TASK REQUIREMENTS: Go through the records and report each line in which the word "number" occurs.

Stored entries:
╔══

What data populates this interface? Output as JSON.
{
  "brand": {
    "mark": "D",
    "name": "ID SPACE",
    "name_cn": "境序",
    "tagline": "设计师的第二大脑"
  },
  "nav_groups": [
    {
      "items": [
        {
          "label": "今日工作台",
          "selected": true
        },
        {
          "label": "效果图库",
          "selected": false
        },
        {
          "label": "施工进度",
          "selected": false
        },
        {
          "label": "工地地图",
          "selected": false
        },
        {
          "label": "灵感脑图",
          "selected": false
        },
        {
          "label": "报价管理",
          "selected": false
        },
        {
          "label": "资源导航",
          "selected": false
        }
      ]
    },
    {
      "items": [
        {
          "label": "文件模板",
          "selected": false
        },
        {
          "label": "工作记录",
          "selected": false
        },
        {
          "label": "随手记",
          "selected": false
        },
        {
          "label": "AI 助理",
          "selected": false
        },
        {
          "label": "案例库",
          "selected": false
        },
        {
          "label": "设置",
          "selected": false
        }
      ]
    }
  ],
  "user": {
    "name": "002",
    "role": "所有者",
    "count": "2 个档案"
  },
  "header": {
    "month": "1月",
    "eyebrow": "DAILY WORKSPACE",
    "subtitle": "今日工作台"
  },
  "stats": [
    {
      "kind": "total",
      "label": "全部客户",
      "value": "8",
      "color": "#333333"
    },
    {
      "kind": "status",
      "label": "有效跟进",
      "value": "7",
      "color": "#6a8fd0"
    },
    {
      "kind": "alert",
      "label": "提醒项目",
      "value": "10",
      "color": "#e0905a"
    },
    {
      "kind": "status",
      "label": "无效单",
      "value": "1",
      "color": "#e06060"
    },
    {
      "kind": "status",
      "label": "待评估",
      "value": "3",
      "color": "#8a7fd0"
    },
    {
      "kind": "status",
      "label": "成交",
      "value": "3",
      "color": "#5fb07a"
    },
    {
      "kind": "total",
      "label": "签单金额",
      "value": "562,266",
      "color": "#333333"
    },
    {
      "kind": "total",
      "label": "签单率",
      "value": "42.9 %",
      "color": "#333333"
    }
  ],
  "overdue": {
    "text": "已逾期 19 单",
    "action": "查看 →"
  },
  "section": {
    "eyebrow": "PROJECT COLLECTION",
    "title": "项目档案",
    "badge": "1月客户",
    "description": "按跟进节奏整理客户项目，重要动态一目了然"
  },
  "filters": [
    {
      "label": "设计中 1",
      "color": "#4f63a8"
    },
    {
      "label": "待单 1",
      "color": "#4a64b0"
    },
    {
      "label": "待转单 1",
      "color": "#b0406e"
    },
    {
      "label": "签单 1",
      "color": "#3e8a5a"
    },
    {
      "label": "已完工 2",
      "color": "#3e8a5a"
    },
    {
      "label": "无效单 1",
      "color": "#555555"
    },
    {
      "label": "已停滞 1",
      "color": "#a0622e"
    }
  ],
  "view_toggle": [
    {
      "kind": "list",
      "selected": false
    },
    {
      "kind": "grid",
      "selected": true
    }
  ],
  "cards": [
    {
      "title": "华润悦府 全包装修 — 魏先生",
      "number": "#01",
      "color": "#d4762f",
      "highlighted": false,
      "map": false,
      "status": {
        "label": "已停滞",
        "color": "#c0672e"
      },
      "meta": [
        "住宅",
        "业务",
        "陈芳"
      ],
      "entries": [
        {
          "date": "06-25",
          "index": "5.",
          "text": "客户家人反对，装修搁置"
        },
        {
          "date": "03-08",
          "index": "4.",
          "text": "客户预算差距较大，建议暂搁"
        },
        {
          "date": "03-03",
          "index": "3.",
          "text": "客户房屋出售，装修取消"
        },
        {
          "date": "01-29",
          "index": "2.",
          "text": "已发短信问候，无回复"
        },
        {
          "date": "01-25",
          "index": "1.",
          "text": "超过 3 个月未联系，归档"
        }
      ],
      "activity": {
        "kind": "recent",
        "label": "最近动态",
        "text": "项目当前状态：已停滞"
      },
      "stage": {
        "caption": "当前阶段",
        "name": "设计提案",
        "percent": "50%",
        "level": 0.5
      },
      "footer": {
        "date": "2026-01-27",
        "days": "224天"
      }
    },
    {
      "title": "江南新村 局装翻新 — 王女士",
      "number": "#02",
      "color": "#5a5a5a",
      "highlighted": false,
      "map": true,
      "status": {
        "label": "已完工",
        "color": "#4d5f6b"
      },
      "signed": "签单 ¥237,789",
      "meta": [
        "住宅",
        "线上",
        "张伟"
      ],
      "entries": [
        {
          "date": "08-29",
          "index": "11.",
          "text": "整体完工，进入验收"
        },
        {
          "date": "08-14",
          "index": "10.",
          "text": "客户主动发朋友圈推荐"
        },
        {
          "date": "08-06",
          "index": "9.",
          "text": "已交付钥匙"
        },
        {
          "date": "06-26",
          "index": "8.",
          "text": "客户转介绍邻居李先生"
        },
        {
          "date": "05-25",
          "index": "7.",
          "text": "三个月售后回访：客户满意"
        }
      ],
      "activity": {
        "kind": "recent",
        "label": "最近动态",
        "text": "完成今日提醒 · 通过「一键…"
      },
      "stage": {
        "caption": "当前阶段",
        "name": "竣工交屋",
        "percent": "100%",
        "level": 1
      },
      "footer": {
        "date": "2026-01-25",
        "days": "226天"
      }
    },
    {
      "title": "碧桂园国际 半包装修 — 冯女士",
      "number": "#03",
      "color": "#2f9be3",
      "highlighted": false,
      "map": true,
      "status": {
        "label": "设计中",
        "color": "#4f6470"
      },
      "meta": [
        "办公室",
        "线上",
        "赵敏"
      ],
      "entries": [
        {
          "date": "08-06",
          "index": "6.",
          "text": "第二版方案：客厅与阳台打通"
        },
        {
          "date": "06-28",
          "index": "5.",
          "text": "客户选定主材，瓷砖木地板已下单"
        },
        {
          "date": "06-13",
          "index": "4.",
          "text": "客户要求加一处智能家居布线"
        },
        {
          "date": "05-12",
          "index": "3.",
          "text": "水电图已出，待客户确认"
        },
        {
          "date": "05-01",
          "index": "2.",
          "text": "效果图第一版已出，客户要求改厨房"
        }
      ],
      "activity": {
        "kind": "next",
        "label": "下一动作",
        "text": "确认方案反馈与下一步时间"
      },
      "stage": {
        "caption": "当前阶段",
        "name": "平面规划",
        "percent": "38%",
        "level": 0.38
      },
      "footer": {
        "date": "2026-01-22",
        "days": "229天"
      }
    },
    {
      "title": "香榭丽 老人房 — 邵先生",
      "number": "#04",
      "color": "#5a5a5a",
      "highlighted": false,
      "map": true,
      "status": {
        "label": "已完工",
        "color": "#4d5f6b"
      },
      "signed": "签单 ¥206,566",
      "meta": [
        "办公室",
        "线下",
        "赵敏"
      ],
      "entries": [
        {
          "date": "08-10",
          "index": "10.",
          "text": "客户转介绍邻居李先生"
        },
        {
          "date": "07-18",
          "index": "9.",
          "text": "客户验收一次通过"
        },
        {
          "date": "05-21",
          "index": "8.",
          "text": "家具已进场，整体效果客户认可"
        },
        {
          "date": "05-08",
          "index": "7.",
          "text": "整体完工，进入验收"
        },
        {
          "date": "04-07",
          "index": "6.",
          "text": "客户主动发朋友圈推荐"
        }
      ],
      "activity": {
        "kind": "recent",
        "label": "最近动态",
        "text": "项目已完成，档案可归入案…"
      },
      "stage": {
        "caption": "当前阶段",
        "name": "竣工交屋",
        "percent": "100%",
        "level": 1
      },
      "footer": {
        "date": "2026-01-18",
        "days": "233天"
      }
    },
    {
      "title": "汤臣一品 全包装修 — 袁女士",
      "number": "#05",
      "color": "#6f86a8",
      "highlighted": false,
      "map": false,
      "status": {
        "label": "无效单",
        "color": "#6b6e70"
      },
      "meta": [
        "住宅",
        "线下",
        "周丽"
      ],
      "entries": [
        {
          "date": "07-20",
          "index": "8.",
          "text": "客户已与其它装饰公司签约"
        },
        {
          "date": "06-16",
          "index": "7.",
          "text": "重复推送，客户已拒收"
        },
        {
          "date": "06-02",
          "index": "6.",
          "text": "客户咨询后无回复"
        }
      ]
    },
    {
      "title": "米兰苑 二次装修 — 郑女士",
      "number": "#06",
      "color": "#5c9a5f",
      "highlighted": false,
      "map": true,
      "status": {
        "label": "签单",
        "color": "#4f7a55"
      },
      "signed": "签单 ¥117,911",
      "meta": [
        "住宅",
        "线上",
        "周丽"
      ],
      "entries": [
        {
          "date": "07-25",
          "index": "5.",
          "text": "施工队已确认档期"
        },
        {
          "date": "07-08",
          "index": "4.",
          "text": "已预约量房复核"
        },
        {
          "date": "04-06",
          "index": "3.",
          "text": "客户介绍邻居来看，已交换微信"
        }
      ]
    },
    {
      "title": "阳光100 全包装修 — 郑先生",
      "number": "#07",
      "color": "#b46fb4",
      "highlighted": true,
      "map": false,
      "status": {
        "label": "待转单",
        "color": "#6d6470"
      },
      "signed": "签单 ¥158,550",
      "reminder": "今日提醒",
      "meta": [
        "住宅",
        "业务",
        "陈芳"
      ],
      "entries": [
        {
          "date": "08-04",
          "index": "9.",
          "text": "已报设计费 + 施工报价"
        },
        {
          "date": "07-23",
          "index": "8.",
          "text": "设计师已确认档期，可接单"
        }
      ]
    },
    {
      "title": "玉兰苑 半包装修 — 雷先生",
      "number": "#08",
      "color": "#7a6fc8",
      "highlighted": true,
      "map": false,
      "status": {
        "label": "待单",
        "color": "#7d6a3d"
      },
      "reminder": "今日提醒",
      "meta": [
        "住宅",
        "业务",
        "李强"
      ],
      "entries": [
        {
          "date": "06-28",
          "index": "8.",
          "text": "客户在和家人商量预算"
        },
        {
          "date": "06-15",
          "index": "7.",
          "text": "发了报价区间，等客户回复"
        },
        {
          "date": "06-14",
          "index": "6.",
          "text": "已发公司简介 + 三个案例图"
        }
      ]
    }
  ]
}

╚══

SOLUTION FOR THIS TASK:
      "number": "#01",
      "number": "#02",
      "number": "#03",
      "number": "#04",
      "number": "#05",
      "number": "#06",
      "number": "#07",
      "number": "#08",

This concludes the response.